The union has arranged a summit with the major construction companies working on the £18bn Hinkley Point C project to discuss the lack of women in construction.
GMB will meet Hinkley bosses and contractor Doosan Babcock to discuss ways to recruit more women on the construction of the huge nuclear reactor.
Government figures show the female share of the construction industry workforce increased by an estimated 2.1% between 2009 and 2018.
At a compound average rate of 0.2% cent per year, it would take 176 years before the female share of the workforce reached 50%.
Jude Brimble, GMB National Secretary, said: “Our analysis is a sobering reminder of the scale of the challenge facing the industry.
“As a union we are committed to advancing the cause of gender equality in all industries.
“That’s why we have arranged our ground-breaking Hinkley Point summit where we will discuss with the major players how to increase the number of women in the construction of the project.”
Angela Rayner, Shadow Education Secretary, said: “These figures show the scale of the challenge but major state-backed projects like HPC are a chance for the government to step in and take action.
“Ministers should tell us how they will ensure that the opportunities they present will be open to all.
“We need to ensure that apprenticeships, for example, are available to more women and people who are historically underrepresented in certain jobs and industries.”
Nigel Cann, HPC Delivery Director, said: “At Hinkley Point C, we aim to create an environment which supports more diverse and inclusive teams and to increase the number of women in the construction phase and beyond.
“We want to support more women entering the industry and to encourage progression of those who are already working with us.”
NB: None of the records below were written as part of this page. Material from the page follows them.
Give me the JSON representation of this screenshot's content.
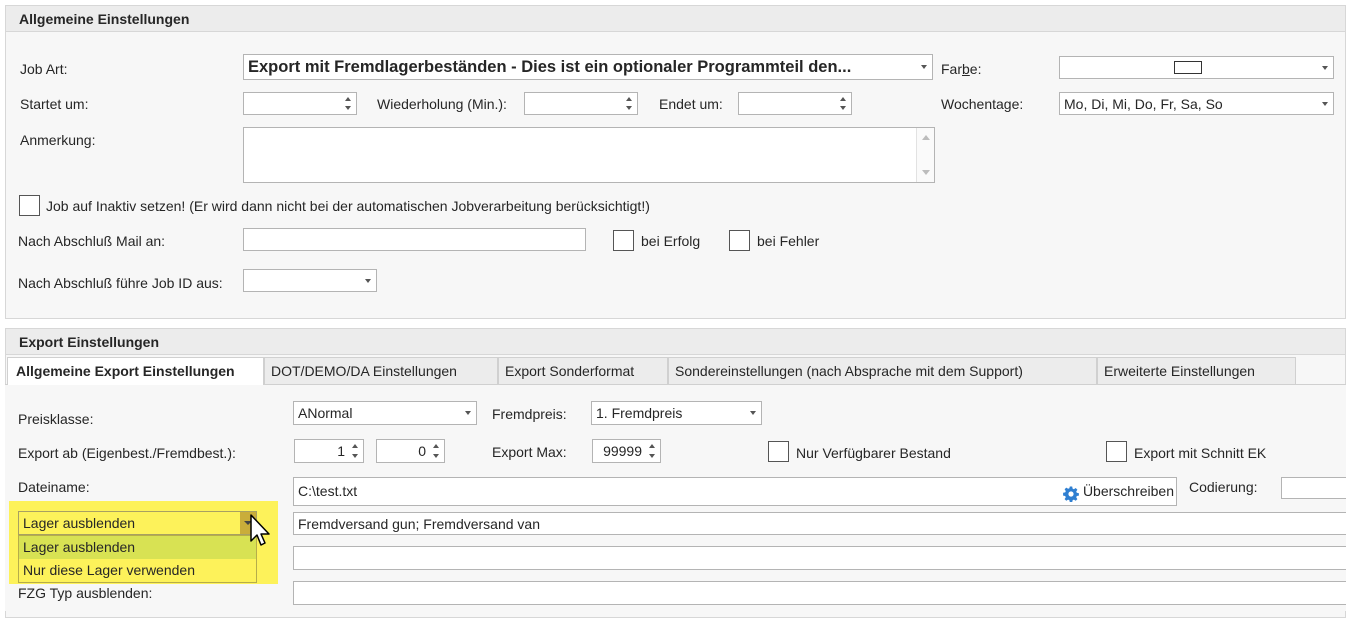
{
  "general": {
    "header": "Allgemeine Einstellungen",
    "job_art_label": "Job Art:",
    "job_art_value": "Export mit Fremdlagerbeständen - Dies ist ein optionaler Programmteil den...",
    "farbe_label_pre": "Far",
    "farbe_label_u": "b",
    "farbe_label_post": "e:",
    "startet_label": "Startet um:",
    "startet_value": "",
    "wiederholung_label": "Wiederholung (Min.):",
    "wiederholung_value": "",
    "endet_label": "Endet um:",
    "endet_value": "",
    "wochentage_label": "Wochentage:",
    "wochentage_value": "Mo, Di, Mi, Do, Fr, Sa, So",
    "anmerkung_label": "Anmerkung:",
    "anmerkung_value": "",
    "inaktiv_label": "Job auf Inaktiv setzen! (Er wird dann nicht bei der automatischen Jobverarbeitung berücksichtigt!)",
    "mail_label": "Nach Abschluß Mail an:",
    "mail_value": "",
    "bei_erfolg_label": "bei Erfolg",
    "bei_fehler_label": "bei Fehler",
    "job_id_label": "Nach Abschluß führe Job ID aus:",
    "job_id_value": ""
  },
  "export": {
    "header": "Export Einstellungen",
    "tabs": [
      {
        "label": "Allgemeine Export Einstellungen",
        "active": true
      },
      {
        "label": "DOT/DEMO/DA Einstellungen",
        "active": false
      },
      {
        "label": "Export Sonderformat",
        "active": false
      },
      {
        "label": "Sondereinstellungen (nach Absprache mit dem Support)",
        "active": false
      },
      {
        "label": "Erweiterte Einstellungen",
        "active": false
      }
    ],
    "preisklasse_label": "Preisklasse:",
    "preisklasse_value": "ANormal",
    "fremdpreis_label": "Fremdpreis:",
    "fremdpreis_value": "1. Fremdpreis",
    "export_ab_label": "Export ab (Eigenbest./Fremdbest.):",
    "export_ab_eigen": "1",
    "export_ab_fremd": "0",
    "export_max_label": "Export Max:",
    "export_max_value": "99999",
    "nur_verfuegbar_label": "Nur Verfügbarer Bestand",
    "schnitt_ek_label": "Export mit Schnitt EK",
    "dateiname_label": "Dateiname:",
    "dateiname_value": "C:\\test.txt",
    "ueberschreiben_label": "Überschreiben",
    "codierung_label": "Codierung:",
    "codierung_value": "",
    "lager_select_value": "Lager ausblenden",
    "lager_options": [
      "Lager ausblenden",
      "Nur diese Lager verwenden"
    ],
    "lager_list_value": "Fremdversand gun; Fremdversand van",
    "row3_value": "",
    "fzg_typ_label": "FZG Typ  ausblenden:",
    "fzg_typ_value": ""
  },
  "colors": {
    "highlight": "#fdf25a",
    "dropdown_selected": "#d8e253",
    "settings_icon": "#2f7fd1"
  }
}
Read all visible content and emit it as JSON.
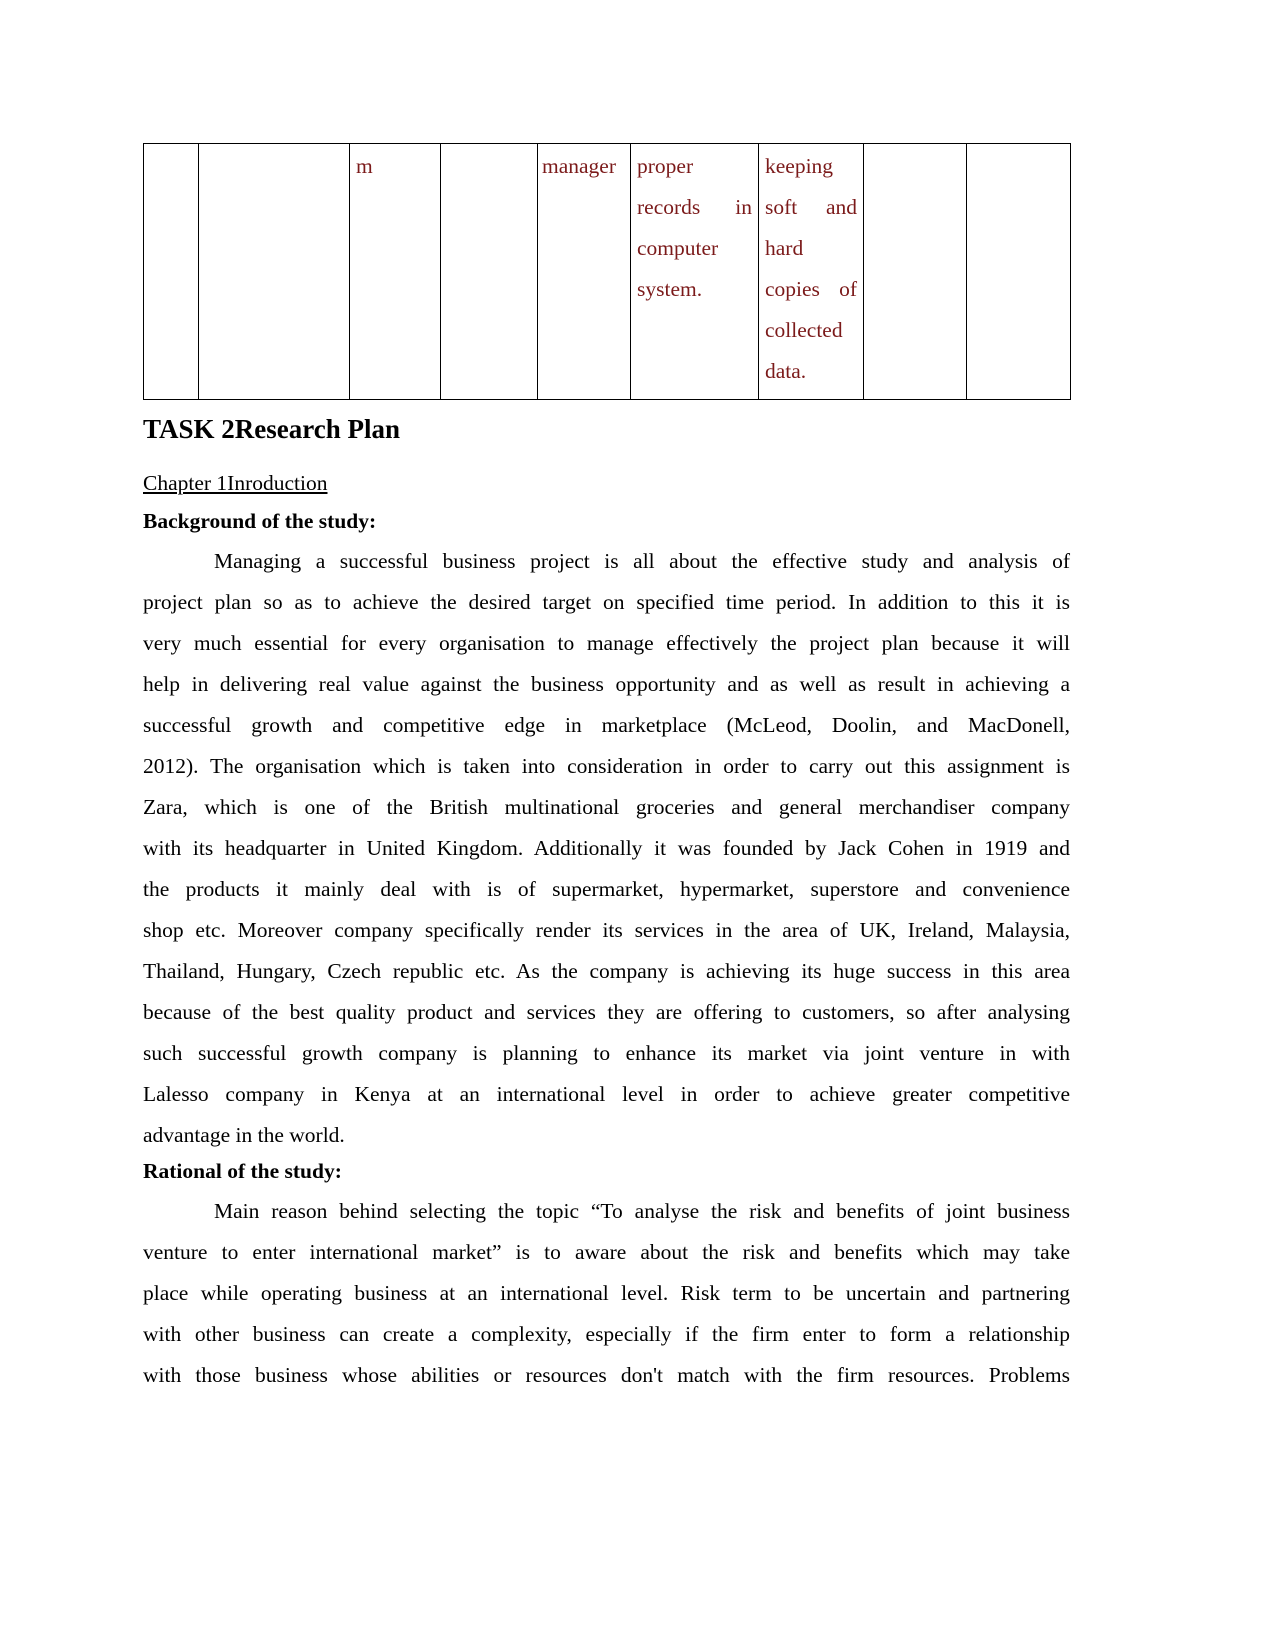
{
  "colors": {
    "table_text": "#7b1a1a",
    "body_text": "#000000"
  },
  "table": {
    "rows": [
      {
        "cells": [
          "",
          "",
          "m",
          "",
          "manager",
          "proper records in computer system.",
          "keeping soft and hard copies of collected data.",
          "",
          ""
        ]
      }
    ],
    "cell_lines": {
      "c6": [
        "proper",
        "records in",
        "computer",
        "system."
      ],
      "c7": [
        "keeping",
        "soft and",
        "hard",
        "copies of",
        "collected",
        "data."
      ]
    }
  },
  "task_title": "TASK 2Research Plan",
  "chapter_title": "Chapter 1Inroduction",
  "sections": [
    {
      "heading": "Background of the study:",
      "lines": [
        "Managing a successful business project is all about the effective study and analysis of",
        "project plan so as to achieve the desired target on specified time period. In addition to this it is",
        "very much essential for every organisation to manage effectively the project plan because it will",
        "help in delivering real value against the business opportunity and as well as result in achieving a",
        "successful growth and competitive edge in marketplace (McLeod,  Doolin, and MacDonell,",
        "2012).  The organisation which is taken into consideration in order to carry out this assignment is",
        "Zara, which is one of the British multinational groceries and general merchandiser company",
        "with its headquarter in United Kingdom. Additionally it was founded by Jack Cohen in 1919 and",
        "the products it mainly deal with is of supermarket, hypermarket, superstore and convenience",
        "shop etc. Moreover company specifically render its services in the area of UK, Ireland, Malaysia,",
        "Thailand, Hungary, Czech republic etc. As the company is achieving its huge success in this area",
        "because of the best quality product and services they are offering to customers, so after analysing",
        "such successful growth company is planning to enhance its market via joint venture in with",
        "Lalesso company in  Kenya at an international level in order to achieve greater competitive",
        "advantage in the world."
      ]
    },
    {
      "heading": "Rational of the study:",
      "lines": [
        "Main reason behind selecting the topic “To analyse the risk and benefits of joint business",
        "venture to enter international market” is to aware about the risk and benefits  which may take",
        "place while operating business at an international level. Risk term to be uncertain and partnering",
        "with other business can create a complexity, especially if the firm enter to form a relationship",
        "with those business whose abilities or resources don't match with the firm resources. Problems"
      ]
    }
  ]
}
Andy Colquhoun, Doosan Babcock CEO said: “Historically the engineering construction industry in the UK has been male dominated; Doosan Babcock’s drive in relation to diversity and inclusion in the workplace is a core element of our education, attraction and recruitment programmes.”